top of page
  • Natasha Harvey

The Overlooked Time-Management Skill: Learning to Say NO.

A graphic reading "NO"

Finding the right balance between being helpful at work and managing your time effectively can be a challenging task. While it may seem counterintuitive to say no, constantly saying yes to every request can lead to overwhelming workload and reduced productivity. It is crucial to understand when and how to use the power of 'no' to prioritise tasks and maintain a healthy work-life balance.


The problem is that most of us have an innate desire to please. Saying "Yes" feels good, but saying it too much can result in burnout and fatigue. According to UK employment and employer statistics, employees who struggle with time management often find themselves feeling stressed due to taking on too much work.

The problem is that most of us have an innate desire to please. Saying "Yes" feels good, but saying it too much can result in burnout and fatigue.

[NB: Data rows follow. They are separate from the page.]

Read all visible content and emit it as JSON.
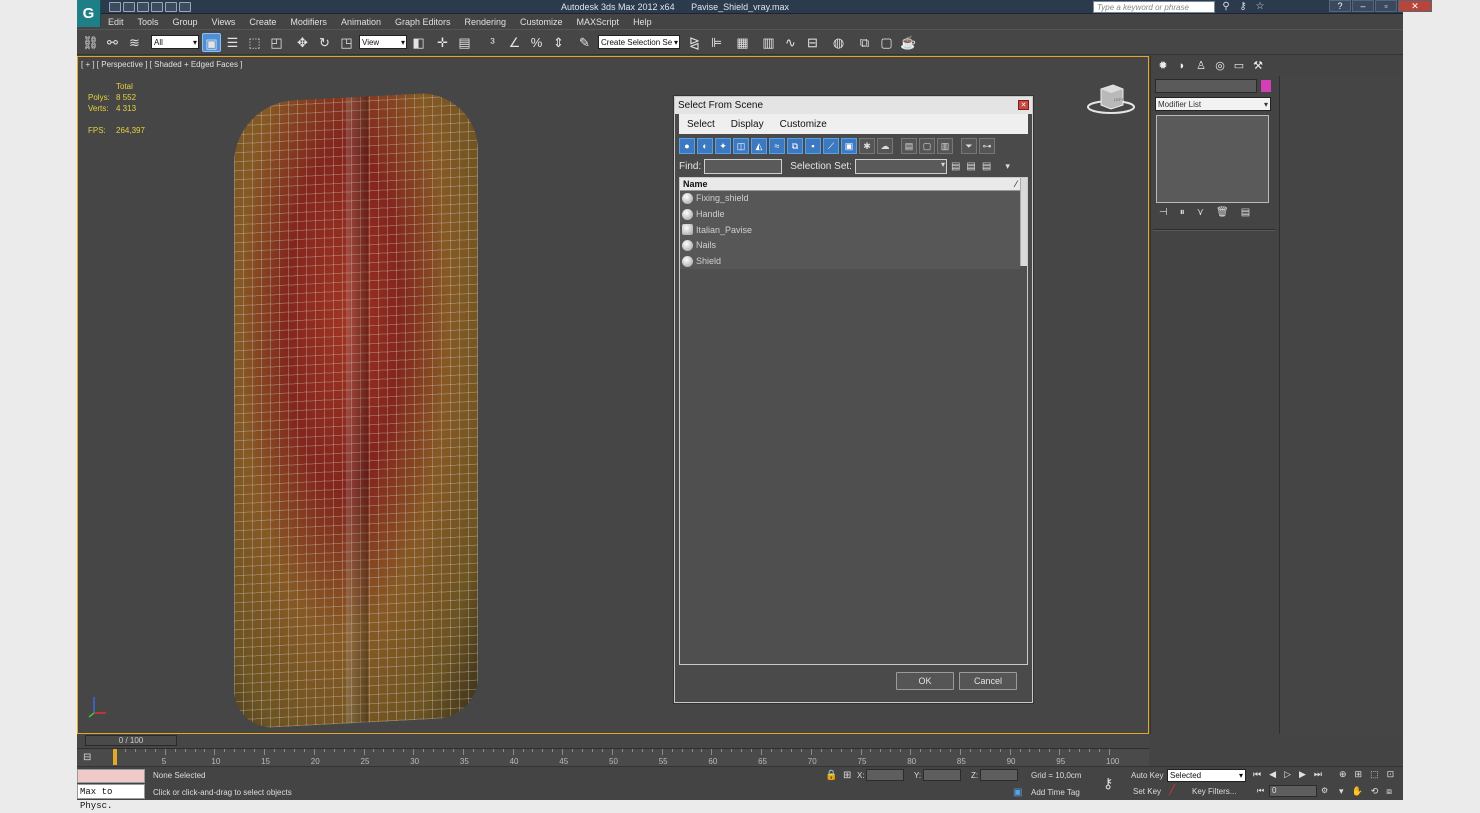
{
  "app": {
    "title": "Autodesk 3ds Max  2012 x64",
    "file": "Pavise_Shield_vray.max",
    "search_placeholder": "Type a keyword or phrase"
  },
  "menu": [
    "Edit",
    "Tools",
    "Group",
    "Views",
    "Create",
    "Modifiers",
    "Animation",
    "Graph Editors",
    "Rendering",
    "Customize",
    "MAXScript",
    "Help"
  ],
  "toolbar": {
    "filter_value": "All",
    "coord_value": "View",
    "selection_set_value": "Create Selection Se"
  },
  "viewport": {
    "label": "[ + ] [ Perspective ] [ Shaded + Edged Faces ]",
    "stats_header": "Total",
    "polys_label": "Polys:",
    "polys_value": "8 552",
    "verts_label": "Verts:",
    "verts_value": "4 313",
    "fps_label": "FPS:",
    "fps_value": "264,397",
    "cube_label": "LEFT"
  },
  "dialog": {
    "title": "Select From Scene",
    "menu": [
      "Select",
      "Display",
      "Customize"
    ],
    "find_label": "Find:",
    "selection_set_label": "Selection Set:",
    "column_name": "Name",
    "items": [
      "Fixing_shield",
      "Handle",
      "Italian_Pavise",
      "Nails",
      "Shield"
    ],
    "ok": "OK",
    "cancel": "Cancel"
  },
  "command_panel": {
    "modifier_list": "Modifier List"
  },
  "timeline": {
    "frame": "0 / 100",
    "ticks": [
      "5",
      "10",
      "15",
      "20",
      "25",
      "30",
      "35",
      "40",
      "45",
      "50",
      "55",
      "60",
      "65",
      "70",
      "75",
      "80",
      "85",
      "90",
      "95",
      "100"
    ]
  },
  "status": {
    "maxscript": "Max to Physc.",
    "selection": "None Selected",
    "prompt": "Click or click-and-drag to select objects",
    "x_label": "X:",
    "y_label": "Y:",
    "z_label": "Z:",
    "grid": "Grid = 10,0cm",
    "add_time_tag": "Add Time Tag",
    "auto_key": "Auto Key",
    "set_key": "Set Key",
    "key_mode": "Selected",
    "key_filters": "Key Filters...",
    "frame_value": "0"
  },
  "colors": {
    "viewport_border": "#e5a825",
    "stats_text": "#e7d23a",
    "object_color": "#d43fb7"
  }
}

Self-awareness plays a key role in mastering the art of the strategic 'no.' By understanding our own limitations and workload, we can make better decisions about when to decline additional tasks or projects. And by being clear on our objectives and responsibilities, we’ re able to prioritise and better manage other people’s requests for help.


Here are a few things to think about in preparing a strategic ‘no’:


Understanding what's involved

If someone asks you for help and you believe you have the time to take on extra responsibilities, it’s important to understand what exactly is involved before accepting or declining the request. It could be more time-consuming than you initially thought, or it may not take much of your time at all. Asking clarifying questions upfront will not only help you make a well-informed decision but also indicate your willingness to support the person by seeking to better understand what their request entails.


Saying ‘No’ to the task and ‘Yes’ to the person

Ask yourself, "Do I have time for this"? "Am I the right person for this"? "Does the request help me to achieve my goals"? If your answer is "No" to any of these questions, then you're better off saying "No" to the task, too.


This doesn't mean saying "No" to the person. Explain why you can't take on the task right now, then look for other ways to help them out. This could be as simple as pointing them in the direction of another person who's better suited to the task or scheduling in some time later.


Responding politely but firmly

It can be useful to share the reasons why you are saying no, as this is more likely to help the other person accept your decision. Suggesting alternative solutions to their request can also help soften the blow of your refusal, e.g. ‘I can’t help you write your report as I have to finish the budget spreadsheet for this afternoon’s team meeting. However, I have ten minutes to spare tomorrow morning, so I could look over what you have written then.’ Communicate calmly and assertively, making eye contact and ensuring you say no clearly, so there can be no doubt about your response and no scope for negotiation.


When saying ‘Yes’ is inevitable

The tips below can help you say yes while still protecting your time and responsibilities and setting clear expectations for the way you want to work.


  • Agree, but take control by saying you will come back to them within a certain timeframe e.g. ‘I’ll be able to summarise this report for you by next Friday.’

  • Agree, but with conditions e.g. ‘If it will only take ten minutes, I’m happy to help but I’m afraid I can’t give you any more time than that today.’

  • Tell the person you’ll agree to their request this time but ask them to think about how you can both plan better next time to ensure they don’t spring such requests on you.


Using 'no' strategically is an essential tool in effective time management. By understanding when to say no and how to do so empathetically, you can prioritise tasks, set boundaries, and maintain a healthy work-life balance. It's not about saying no all the time, but rather about making conscious choices that support your productivity and well-being.


Being a "Yes" person can be fun, until it's not. So, next time you're feeling the pressure, think carefully about how you want to respond.


33 views0 comments

Recent Posts

See All


  • LinkedIn
  • Facebook
bottom of page